After the half-marathon and marathon events are completed, Mill Race Marathon organizers spend the following week researching names before awarding the races’ top finishers their prize money.
Stewart currently monitors and updates the site on a day-by-day basis, using lists from organizations like the International Association of Athletes Federation and USATF.
Last year, two men were disqualified after organizers discovered they were represented by coaches that had previous connections to performance-enhancing drug incidents.
The anti-doping policy worked in multiple participants’ favors, earning them a greater sum of prize money and a better rank in the finishing lineup, said Randy Stafford, president of the Columbus Running Club.
Stafford said the Mill Race Marathon’s elite runners are extremely happy about the implementation of the policy. Still, though, Stafford said a vast majority of runners aren’t aware of the policy because it doesn’t affect them.
Lauren Bannister of Columbus is preparing to run her fourth half-marathon this year in the Mill Race event, and it wasn’t until this month that she learned of the Mill Race Marathon’s anti-doping policy.
“It gives me a peace of mind to know that we are putting on a legitimate race, and we expect people to hold themselves to a high standard,” Bannister said. “It makes me proud of my community and the fact that we’re doing something like that, even if it doesn’t directly affect me.”
A look into doping
Doping refers to the act of administering drugs to an athlete to enhance sporting abilities, ultimately giving athletes an unfair advantage in a race or other sport.
With hundreds of performance-enhancing drugs on the market, the most common have been identified as anabolic steroids, human growth hormone, diuretics, creatine and stimulants among others, according to Runner’s World, the largest media brand for running. A majority of these drugs are illegal without a valid prescription.
These drugs also have the potential to produce harmful side effects. For example, diuretics — also referred to as a water pill — rids the body of excess water and lower blood pressure, but use of the drug may result in severe muscle cramps, an increase in thirstiness, high potassium levels in the blood or low sodium, potassium or magnesium levels in the blood. The effects can be even more harmful if used incorrectly or mixed with another drug.
Because drug testing is not actually completed at the Mill Race Marathon, it’s unknown whether any performance-enhancing drugs have been used, and if so, what has been used since the race was established nearly five years ago.
“This is a reactive program as opposed to a proactive program,” Sauer said. “But it’s a program that we can do. We don’t report people who ran in the race who were on the banned list. We can’t say they’re still using performance-enhancing drugs, we don’t know. We’re just saying — based on your history, you fall in the criteria where you’re not eligible for prize money.”
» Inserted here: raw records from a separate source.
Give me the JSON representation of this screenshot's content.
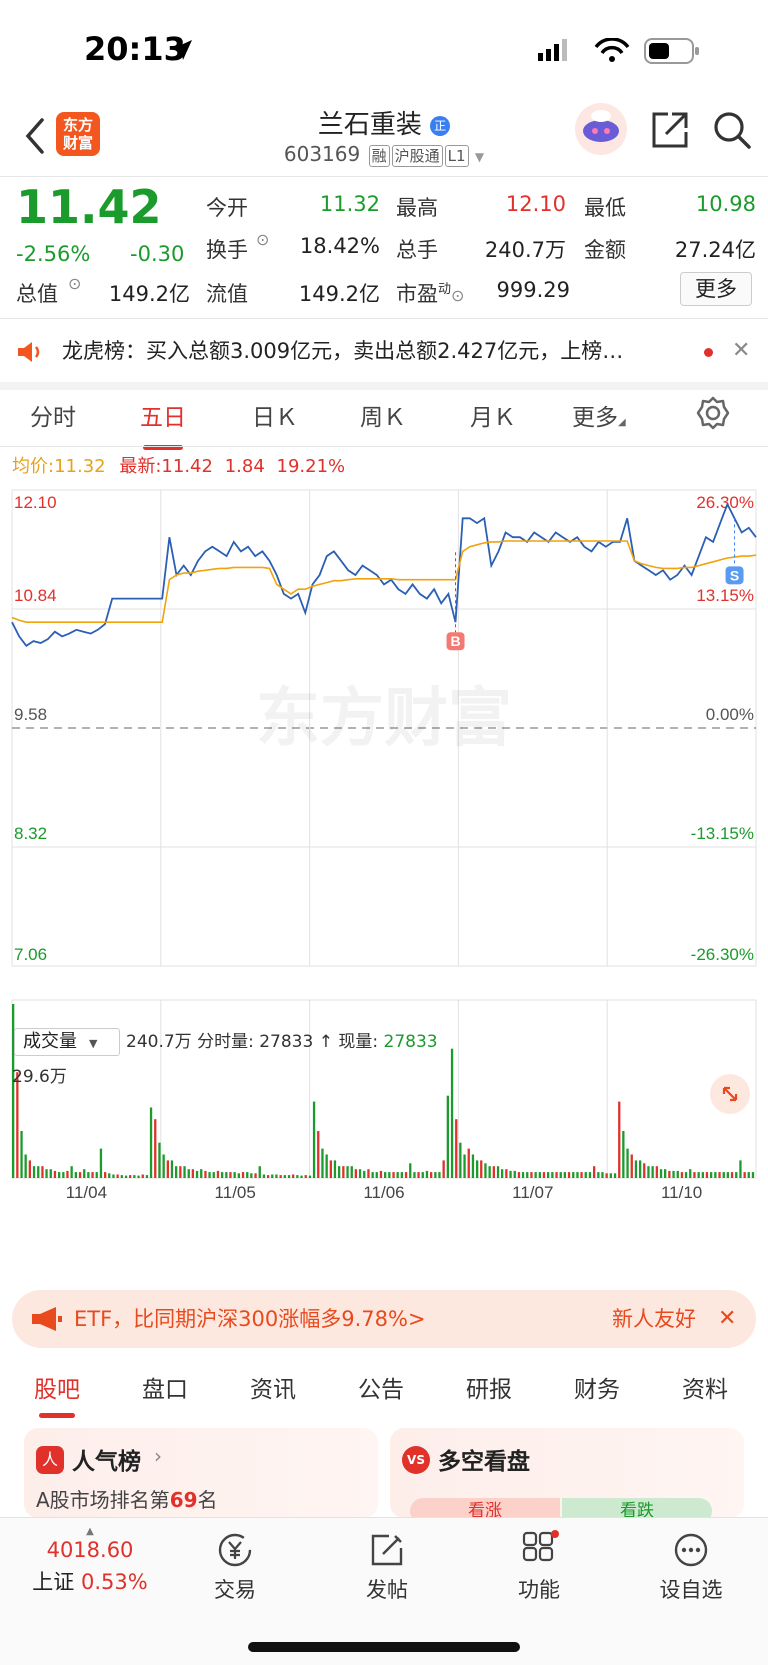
{
  "status": {
    "time": "20:13"
  },
  "header": {
    "logo_text": "东方财富",
    "title": "兰石重装",
    "title_badge": "正",
    "code": "603169",
    "tags": [
      "融",
      "沪股通",
      "L1"
    ]
  },
  "quote": {
    "price": "11.42",
    "change_pct": "-2.56%",
    "change": "-0.30",
    "rows": [
      [
        {
          "label": "今开",
          "value": "11.32",
          "color": "green"
        },
        {
          "label": "最高",
          "value": "12.10",
          "color": "red"
        },
        {
          "label": "最低",
          "value": "10.98",
          "color": "green"
        }
      ],
      [
        {
          "label": "换手",
          "value": "18.42%",
          "color": "dark"
        },
        {
          "label": "总手",
          "value": "240.7万",
          "color": "dark"
        },
        {
          "label": "金额",
          "value": "27.24亿",
          "color": "dark"
        }
      ],
      [
        {
          "label": "总值",
          "value": "149.2亿",
          "color": "dark"
        },
        {
          "label": "流值",
          "value": "149.2亿",
          "color": "dark"
        },
        {
          "label": "市盈",
          "value": "999.29",
          "color": "dark"
        }
      ]
    ],
    "pe_superscript": "动",
    "more_label": "更多"
  },
  "banner": {
    "text": "龙虎榜：买入总额3.009亿元，卖出总额2.427亿元，上榜…"
  },
  "tabs": {
    "items": [
      "分时",
      "五日",
      "日Ｋ",
      "周Ｋ",
      "月Ｋ",
      "更多"
    ],
    "active": 1
  },
  "chart_data": {
    "type": "line",
    "strip": {
      "avg_label": "均价:",
      "avg_value": "11.32",
      "latest_label": "最新:",
      "latest_value": "11.42",
      "change": "1.84",
      "change_pct": "19.21%"
    },
    "y_labels_left": [
      "12.10",
      "10.84",
      "9.58",
      "8.32",
      "7.06"
    ],
    "y_labels_right": [
      "26.30%",
      "13.15%",
      "0.00%",
      "-13.15%",
      "-26.30%"
    ],
    "ylim": [
      7.06,
      12.1
    ],
    "prev_close": 9.58,
    "x_labels": [
      "11/04",
      "11/05",
      "11/06",
      "11/07",
      "11/10"
    ],
    "series": [
      {
        "values": [
          10.7,
          10.55,
          10.45,
          10.5,
          10.48,
          10.52,
          10.6,
          10.55,
          10.58,
          10.62,
          10.6,
          10.58,
          10.62,
          10.68,
          10.95,
          10.95,
          10.95,
          10.95,
          10.95,
          10.95,
          10.95,
          10.95,
          11.6,
          11.2,
          11.3,
          11.2,
          11.35,
          11.45,
          11.5,
          11.45,
          11.4,
          11.55,
          11.45,
          11.5,
          11.4,
          11.45,
          11.35,
          11.2,
          11.0,
          10.95,
          11.0,
          10.8,
          11.1,
          11.2,
          11.4,
          11.45,
          11.35,
          11.25,
          11.2,
          11.3,
          11.25,
          11.2,
          11.1,
          11.15,
          11.05,
          11.0,
          11.1,
          11.0,
          10.95,
          11.05,
          10.9,
          11.0,
          10.7,
          11.8,
          11.8,
          11.75,
          11.8,
          11.3,
          11.45,
          11.65,
          11.6,
          11.6,
          11.55,
          11.65,
          11.6,
          11.55,
          11.65,
          11.6,
          11.55,
          11.6,
          11.5,
          11.45,
          11.55,
          11.5,
          11.55,
          11.55,
          11.8,
          11.35,
          11.3,
          11.25,
          11.2,
          11.25,
          11.15,
          11.2,
          11.3,
          11.2,
          11.4,
          11.6,
          11.55,
          11.75,
          11.95,
          11.8,
          11.65,
          11.7,
          11.6
        ]
      },
      {
        "values": [
          10.75,
          10.72,
          10.7,
          10.7,
          10.7,
          10.7,
          10.7,
          10.7,
          10.7,
          10.7,
          10.7,
          10.7,
          10.7,
          10.7,
          10.7,
          10.7,
          10.7,
          10.7,
          10.7,
          10.7,
          10.7,
          10.7,
          11.15,
          11.2,
          11.22,
          11.22,
          11.24,
          11.25,
          11.26,
          11.27,
          11.27,
          11.28,
          11.28,
          11.28,
          11.28,
          11.28,
          11.27,
          11.1,
          11.05,
          11.0,
          11.05,
          11.05,
          11.08,
          11.1,
          11.12,
          11.14,
          11.14,
          11.15,
          11.16,
          11.16,
          11.16,
          11.16,
          11.16,
          11.16,
          11.15,
          11.15,
          11.15,
          11.15,
          11.15,
          11.15,
          11.15,
          11.15,
          11.15,
          11.45,
          11.5,
          11.52,
          11.54,
          11.55,
          11.55,
          11.56,
          11.56,
          11.56,
          11.56,
          11.56,
          11.56,
          11.56,
          11.56,
          11.56,
          11.56,
          11.56,
          11.56,
          11.56,
          11.56,
          11.56,
          11.56,
          11.56,
          11.56,
          11.35,
          11.32,
          11.3,
          11.28,
          11.27,
          11.27,
          11.27,
          11.28,
          11.28,
          11.3,
          11.32,
          11.34,
          11.36,
          11.38,
          11.39,
          11.4,
          11.4,
          11.41
        ]
      }
    ],
    "markers": [
      {
        "label": "B"
      },
      {
        "label": "S"
      }
    ],
    "watermark": "东方财富"
  },
  "volume": {
    "selector": "成交量",
    "total": "240.7万",
    "tick_label": "分时量:",
    "tick_value": "27833",
    "now_label": "现量:",
    "now_value": "27833",
    "max_label": "29.6万",
    "values": [
      29.6,
      18,
      8,
      4,
      3,
      2,
      2,
      2,
      1.5,
      1.5,
      1.2,
      1,
      1,
      1.2,
      2,
      1,
      1,
      1.5,
      1,
      1,
      1,
      5,
      1,
      0.8,
      0.6,
      0.6,
      0.5,
      0.4,
      0.5,
      0.5,
      0.4,
      0.6,
      0.5,
      12,
      10,
      6,
      4,
      3,
      3,
      2,
      2,
      2,
      1.5,
      1.5,
      1.2,
      1.5,
      1.2,
      1,
      1,
      1.2,
      1,
      1,
      1,
      1,
      0.8,
      1,
      1,
      0.8,
      0.8,
      2,
      0.6,
      0.5,
      0.6,
      0.6,
      0.5,
      0.5,
      0.5,
      0.6,
      0.5,
      0.4,
      0.5,
      0.4,
      13,
      8,
      5,
      4,
      3,
      3,
      2,
      2,
      2,
      2,
      1.5,
      1.5,
      1.2,
      1.5,
      1,
      1,
      1.2,
      1,
      1,
      1,
      1,
      1,
      1,
      2.5,
      1,
      1,
      1,
      1.2,
      1,
      1,
      1,
      3,
      14,
      22,
      10,
      6,
      4,
      5,
      4,
      3,
      3,
      2.5,
      2,
      2,
      2,
      1.5,
      1.5,
      1.2,
      1.2,
      1,
      1,
      1,
      1,
      1,
      1,
      1,
      1,
      1,
      1,
      1,
      1,
      1,
      1,
      1,
      1,
      1,
      1,
      2,
      1,
      1,
      0.8,
      0.8,
      0.8,
      13,
      8,
      5,
      4,
      3,
      3,
      2.5,
      2,
      2,
      2,
      1.5,
      1.5,
      1.2,
      1.2,
      1.2,
      1,
      1,
      1.5,
      1,
      1,
      1,
      1,
      1,
      1,
      1,
      1,
      1,
      1,
      1,
      3,
      1,
      1,
      1
    ]
  },
  "promo": {
    "text": "ETF，比同期沪深300涨幅多9.78%>",
    "right": "新人友好"
  },
  "subtabs": {
    "items": [
      "股吧",
      "盘口",
      "资讯",
      "公告",
      "研报",
      "财务",
      "资料"
    ],
    "active": 0
  },
  "cards": [
    {
      "icon": "人",
      "title": "人气榜",
      "desc_prefix": "A股市场排名第",
      "rank": "69",
      "desc_suffix": "名"
    },
    {
      "icon": "VS",
      "title": "多空看盘",
      "up": "看涨",
      "down": "看跌"
    }
  ],
  "bottombar": {
    "index_value": "4018.60",
    "index_name": "上证",
    "index_change": "0.53%",
    "items": [
      "交易",
      "发帖",
      "功能",
      "设自选"
    ]
  }
}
Some of the most common performance-enhancing drugs:
- Anabolic steroids
- Human growth hormone
Source: Runner’s World
“To be eligible for elite entry, prize purse or finish result, an athlete must:
- Not be currently serving a suspension for use of a banned substance
- Not have ever served a ban for use of performance enhancing drugs
- Not be represented by coaches and/or agents who have had two or more such suspensions by their athletes in the previous four years
- Not be represented by coaches and/or agents who ever served a ban for use of performance enhancing drugs during their own athletic career
- Provide proper documentation proving they are eligible for prize money (form W-9, W-8ECI or W-8BEN)
- Consent to random drug testing according to the standards and procedures of United States of America Track and Field, United States Anti-Doping Agency, and World Anti-Doping Agency.”
Source: Mill Race Marathon organizing committee